Healthcare is something each and every one of us has experience with. Whether it’s visiting your local doctor, urgent care facilities, or hospital, essentially everyone at some point has received medical care. The sights and sounds are familiar, between the staff spinning around helping patients to the sound of machines everywhere.
We make an appointment or just show up (in the case of an urgent care or emergency room), we talk to a doctor or nurse practitioner, and scurry off to get back to our hectic lives. We get prescriptions for our pain and illnesses, then take them to a pharmacy to be filled. Rarely do we talk to the actual pharmacist.
What happens when something unfortunately goes wrong with these otherwise routine events?
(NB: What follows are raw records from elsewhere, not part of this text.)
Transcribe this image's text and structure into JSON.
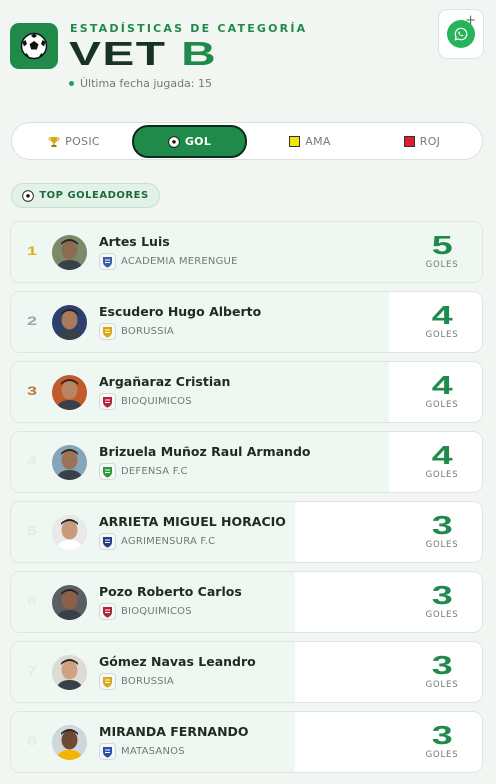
{
  "header": {
    "eyebrow": "ESTADÍSTICAS DE CATEGORÍA",
    "title_main": "VET",
    "title_accent": "B",
    "last_date": "Última fecha jugada: 15",
    "logo_icon": "soccer-ball-icon",
    "whatsapp_icon": "whatsapp-icon",
    "whatsapp_plus": "+"
  },
  "tabs": [
    {
      "label": "POSIC",
      "icon": "trophy-icon",
      "active": false
    },
    {
      "label": "GOL",
      "icon": "soccer-ball-icon",
      "active": true
    },
    {
      "label": "AMA",
      "icon": "yellow-card-icon",
      "active": false
    },
    {
      "label": "ROJ",
      "icon": "red-card-icon",
      "active": false
    }
  ],
  "section": {
    "label": "TOP GOLEADORES",
    "icon": "soccer-ball-icon"
  },
  "colors": {
    "brand": "#1f8a4a",
    "gold": "#e0b21a",
    "silver": "#9aa5ad",
    "bronze": "#c0763a",
    "muted_rank": "#e6ebe8"
  },
  "scorers": [
    {
      "rank": "1",
      "name": "Artes Luis",
      "club": "ACADEMIA MERENGUE",
      "goals": "5",
      "goals_label": "GOLES",
      "share": 1.0
    },
    {
      "rank": "2",
      "name": "Escudero Hugo Alberto",
      "club": "BORUSSIA",
      "goals": "4",
      "goals_label": "GOLES",
      "share": 0.8
    },
    {
      "rank": "3",
      "name": "Argañaraz Cristian",
      "club": "BIOQUIMICOS",
      "goals": "4",
      "goals_label": "GOLES",
      "share": 0.8
    },
    {
      "rank": "4",
      "name": "Brizuela Muñoz Raul Armando",
      "club": "DEFENSA F.C",
      "goals": "4",
      "goals_label": "GOLES",
      "share": 0.8
    },
    {
      "rank": "5",
      "name": "ARRIETA MIGUEL HORACIO",
      "club": "AGRIMENSURA F.C",
      "goals": "3",
      "goals_label": "GOLES",
      "share": 0.6
    },
    {
      "rank": "6",
      "name": "Pozo Roberto Carlos",
      "club": "BIOQUIMICOS",
      "goals": "3",
      "goals_label": "GOLES",
      "share": 0.6
    },
    {
      "rank": "7",
      "name": "Gómez Navas Leandro",
      "club": "BORUSSIA",
      "goals": "3",
      "goals_label": "GOLES",
      "share": 0.6
    },
    {
      "rank": "8",
      "name": "MIRANDA FERNANDO",
      "club": "MATASANOS",
      "goals": "3",
      "goals_label": "GOLES",
      "share": 0.6
    }
  ]
}
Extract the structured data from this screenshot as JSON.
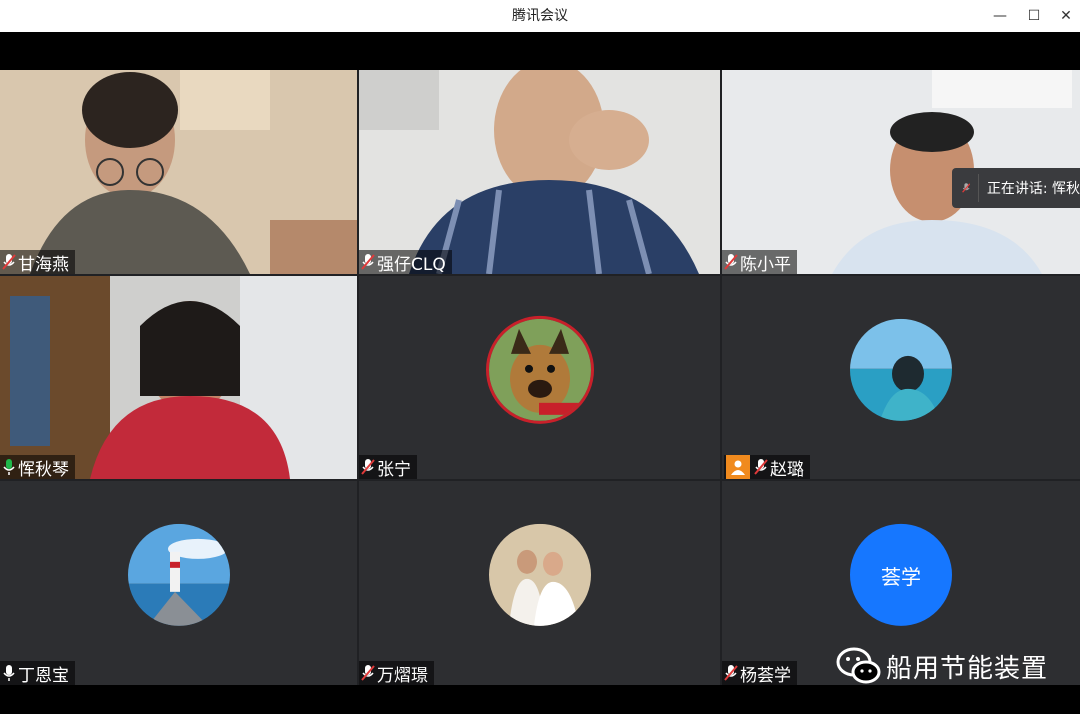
{
  "window": {
    "title": "腾讯会议",
    "controls": {
      "minimize": "—",
      "maximize": "☐",
      "close": "✕"
    }
  },
  "speaking_popup": {
    "text": "正在讲话: 恽秋"
  },
  "participants": [
    {
      "name": "甘海燕",
      "mic": "muted"
    },
    {
      "name": "强仔CLQ",
      "mic": "muted"
    },
    {
      "name": "陈小平",
      "mic": "muted"
    },
    {
      "name": "恽秋琴",
      "mic": "active"
    },
    {
      "name": "张宁",
      "mic": "muted",
      "avatar": "dog-avatar"
    },
    {
      "name": "赵璐",
      "mic": "muted",
      "avatar": "sea-child-avatar",
      "host": true
    },
    {
      "name": "丁恩宝",
      "mic": "on",
      "avatar": "lighthouse-avatar"
    },
    {
      "name": "万熠璟",
      "mic": "muted",
      "avatar": "wedding-photo-avatar"
    },
    {
      "name": "杨荟学",
      "mic": "muted",
      "avatar_text": "荟学"
    }
  ],
  "watermark": {
    "text": "船用节能装置"
  },
  "colors": {
    "accent_blue": "#1677ff",
    "active_green": "#1fb84a",
    "host_orange": "#f08a1e"
  }
}
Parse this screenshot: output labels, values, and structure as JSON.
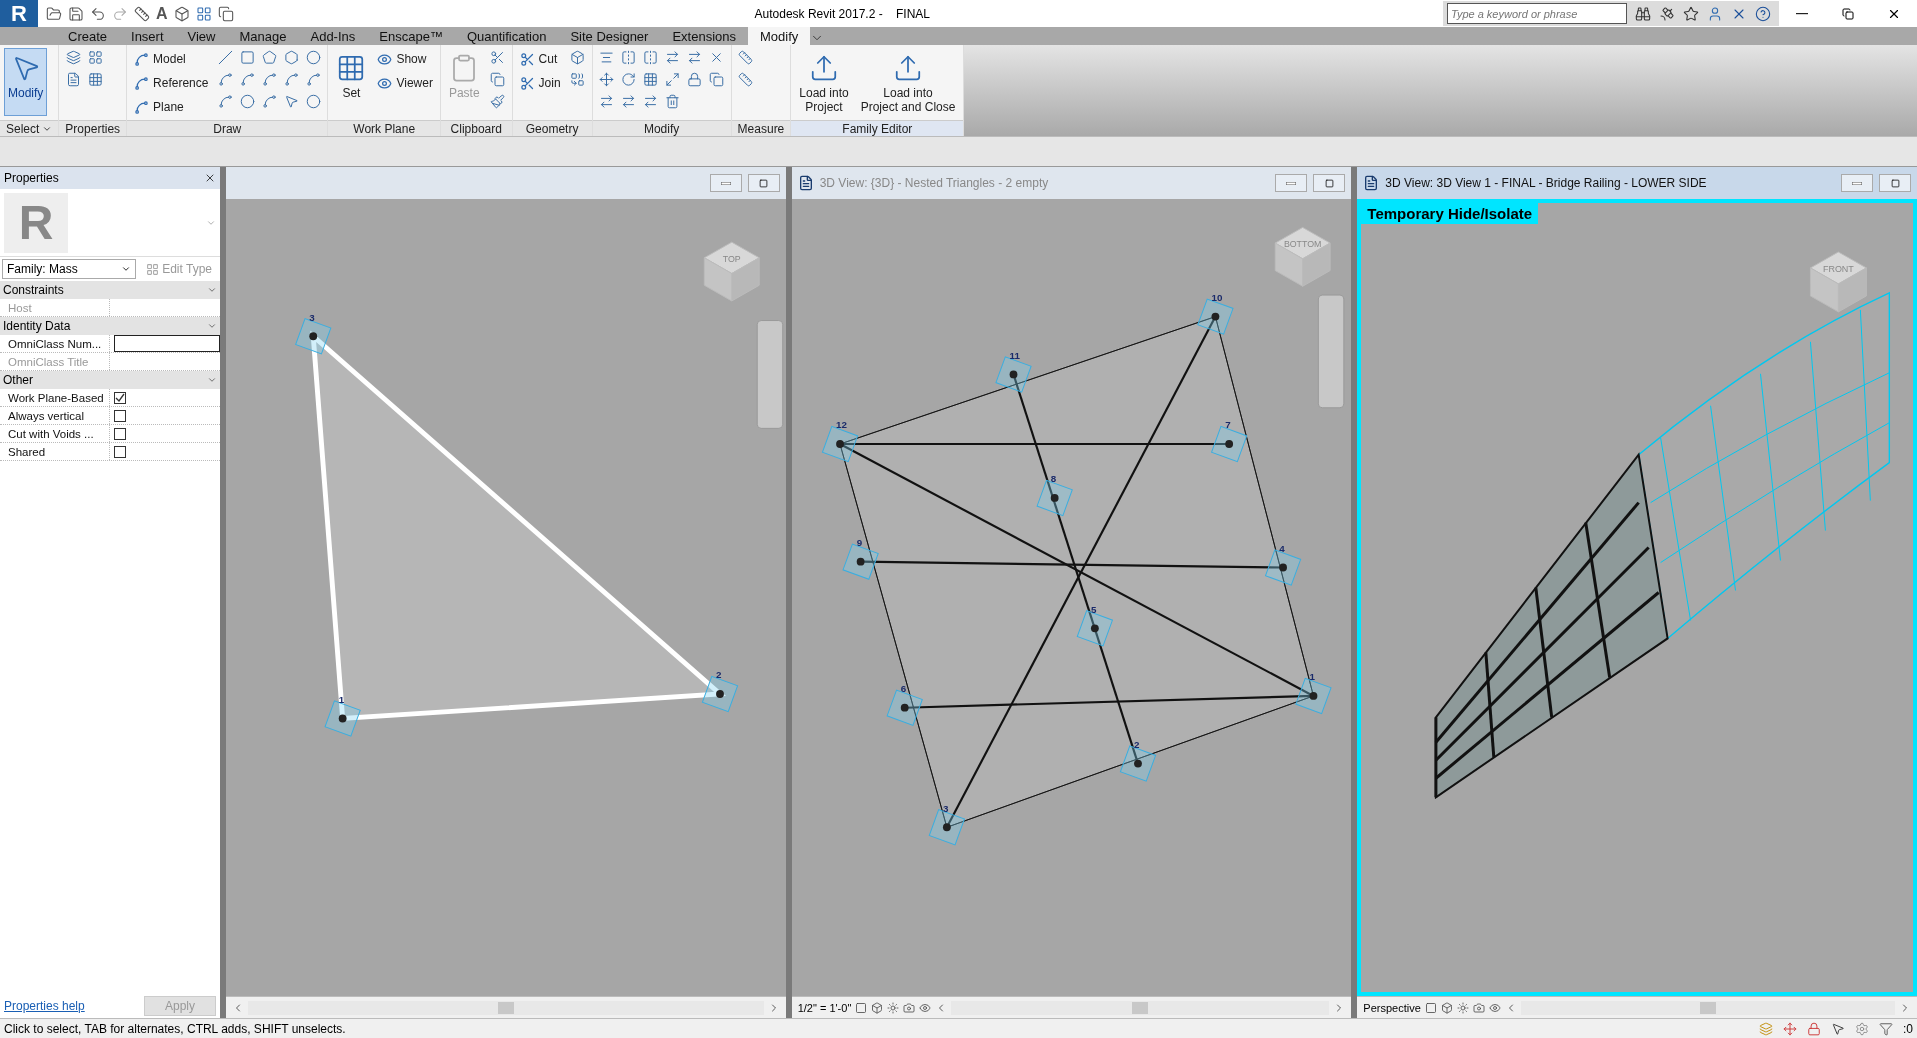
{
  "app": {
    "logo": "R",
    "text_tool_glyph": "A",
    "title": "Autodesk Revit 2017.2 -    FINAL",
    "search_placeholder": "Type a keyword or phrase"
  },
  "ribbon_tabs": [
    {
      "label": "Create",
      "selected": false
    },
    {
      "label": "Insert",
      "selected": false
    },
    {
      "label": "View",
      "selected": false
    },
    {
      "label": "Manage",
      "selected": false
    },
    {
      "label": "Add-Ins",
      "selected": false
    },
    {
      "label": "Enscape™",
      "selected": false
    },
    {
      "label": "Quantification",
      "selected": false
    },
    {
      "label": "Site Designer",
      "selected": false
    },
    {
      "label": "Extensions",
      "selected": false
    },
    {
      "label": "Modify",
      "selected": true
    }
  ],
  "ribbon_panels": [
    {
      "kind": "select",
      "label": "Select",
      "buttons": [
        {
          "kind": "large",
          "label": "Modify",
          "selected": true,
          "disabled": false
        }
      ]
    },
    {
      "kind": "properties",
      "label": "Properties"
    },
    {
      "kind": "draw",
      "label": "Draw",
      "buttons": [
        {
          "kind": "small",
          "label": "Model",
          "disabled": false
        },
        {
          "kind": "small",
          "label": "Reference",
          "disabled": false
        },
        {
          "kind": "small",
          "label": "Plane",
          "disabled": false
        }
      ]
    },
    {
      "kind": "workplane",
      "label": "Work Plane",
      "buttons": [
        {
          "kind": "large",
          "label": "Set",
          "disabled": false
        },
        {
          "kind": "small",
          "label": "Show",
          "disabled": false
        },
        {
          "kind": "small",
          "label": "Viewer",
          "disabled": false
        }
      ]
    },
    {
      "kind": "clipboard",
      "label": "Clipboard",
      "buttons": [
        {
          "kind": "large",
          "label": "Paste",
          "disabled": true
        }
      ]
    },
    {
      "kind": "geometry",
      "label": "Geometry",
      "buttons": [
        {
          "kind": "small",
          "label": "Cut",
          "disabled": false
        },
        {
          "kind": "small",
          "label": "Join",
          "disabled": false
        }
      ]
    },
    {
      "kind": "modify",
      "label": "Modify"
    },
    {
      "kind": "measure",
      "label": "Measure"
    },
    {
      "kind": "family",
      "label": "Family Editor",
      "buttons": [
        {
          "kind": "large",
          "label": "Load into\nProject",
          "disabled": false
        },
        {
          "kind": "large",
          "label": "Load into\nProject and Close",
          "disabled": false
        }
      ]
    }
  ],
  "properties": {
    "title": "Properties",
    "type_preview": "R",
    "type_selector": "Family: Mass",
    "edit_type": "Edit Type",
    "groups": [
      {
        "label": "Constraints",
        "rows": [
          {
            "kind": "text",
            "label": "Host",
            "disabled": true
          }
        ]
      },
      {
        "label": "Identity Data",
        "rows": [
          {
            "kind": "input",
            "label": "OmniClass Num...",
            "disabled": false
          },
          {
            "kind": "text",
            "label": "OmniClass Title",
            "disabled": true
          }
        ]
      },
      {
        "label": "Other",
        "rows": [
          {
            "kind": "checkbox",
            "label": "Work Plane-Based",
            "checked": true,
            "disabled": false
          },
          {
            "kind": "checkbox",
            "label": "Always vertical",
            "checked": false,
            "disabled": false
          },
          {
            "kind": "checkbox",
            "label": "Cut with Voids ...",
            "checked": false,
            "disabled": false
          },
          {
            "kind": "checkbox",
            "label": "Shared",
            "checked": false,
            "disabled": false
          }
        ]
      }
    ],
    "help_link": "Properties help",
    "apply": "Apply"
  },
  "views": [
    {
      "kind": "triangle",
      "active": false,
      "cube_label": "TOP",
      "points": [
        {
          "label": "3"
        },
        {
          "label": "1"
        },
        {
          "label": "2"
        }
      ]
    },
    {
      "kind": "grid",
      "title": "3D View: {3D} - Nested Triangles - 2 empty",
      "active": false,
      "cube_label": "BOTTOM",
      "scale": "1/2\" = 1'-0\"",
      "points": [
        {
          "label": "10"
        },
        {
          "label": "11"
        },
        {
          "label": "12"
        },
        {
          "label": "7"
        },
        {
          "label": "8"
        },
        {
          "label": "9"
        },
        {
          "label": "4"
        },
        {
          "label": "5"
        },
        {
          "label": "6"
        },
        {
          "label": "1"
        },
        {
          "label": "2"
        },
        {
          "label": "3"
        }
      ]
    },
    {
      "kind": "railing",
      "title": "3D View: 3D View 1 - FINAL - Bridge Railing - LOWER SIDE",
      "active": true,
      "banner": "Temporary Hide/Isolate",
      "cube_label": "FRONT",
      "scale": "Perspective"
    }
  ],
  "status_bar": {
    "message": "Click to select, TAB for alternates, CTRL adds, SHIFT unselects.",
    "filter_count": ":0"
  }
}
Doctors are normally known for their bedside manner and patience, but what if they’re rude? Pharmacists dispense thousands of prescriptions per day, so what if one is wrong?
If it were a fast food drive thru and the order was wrong, or the cashier was rude, we’d grumble, maybe turn around and go in to get it fixed, or we’d do nothing at all. But in healthcare, while a rude doctor may not kill us, the wrong prescription just might. Or it could make us very ill, putting us right back into the medical facility we’d just left.
Now those an extreme examples. What if it was something in the middle? A mess in the hospital cafeteria when you go to visit a family member? An uncomfortable temperature in the waiting rooms?
Be it large or small, the best thing we can do is register a formal complaint with the facility. From large facilities like Mayo Clinic, that gives a detailed outline of what to expect from any complaint, to our local hospital here in Norfolk, every facility gives you an opportunity to voice your concerns. Additionally, you can always speak to anyone in the facility at any time.
But what happens once your complaint is sent in? Or after you speak with someone?
Developing a Complaint Management Process
Does it get filed away, never to be responded to? Does it get added to a spreadsheet for follow up that may never happen? Or does it get lost entirely?
It’s important for the healthcare facility to make sure they have a process in place to manage those complaints. It’s important for healthcare organizations to realize that complaints aren’t just grumbles from unhappy people, but can be used to help identify and improve patient safety, especially in areas that aren’t typically identified by traditional monitoring methods.
The Joint Commission, the United States’ oldest and largest standards-setting and accrediting body in healthcare, advocates creating a complaint capture and resolution processopens PDF file incorporating their best practices to develop risk management and quality improvement strategies. This allows organizations to comply with all federal regulations and accreditation standards.
Benefits of Software for Complaint Tracking
What better way to manage your process than to use a software program that will help you keep track of your complaints? With a program like Issuetrak, you can use all your existing mechanisms to capture complaints, be that web form, email, chat, or phone call. The software program then captures those complaints and allows you to follow your best practices, setup workflow processes, and know who is handling the issue at all times.
Knowing where the complaint is in its lifecycle is one benefit, as is being able to get detailed reporting. You want to know how many complaints are about a specific facility or provider, how many are coming in within a certain time period, as well as identify other trends or data points that are most important to your team or management.
Additionally, having a central repository for information is a huge benefit to using a software package to track your complaints. Anyone in healthcare knows there’s always a need for higher ups to see or gather data--whether that’s a board that oversees a single facility or a management team overseeing an entire health system in an area. Having all your complaints in one place makes it easy to track and disseminate information as needed.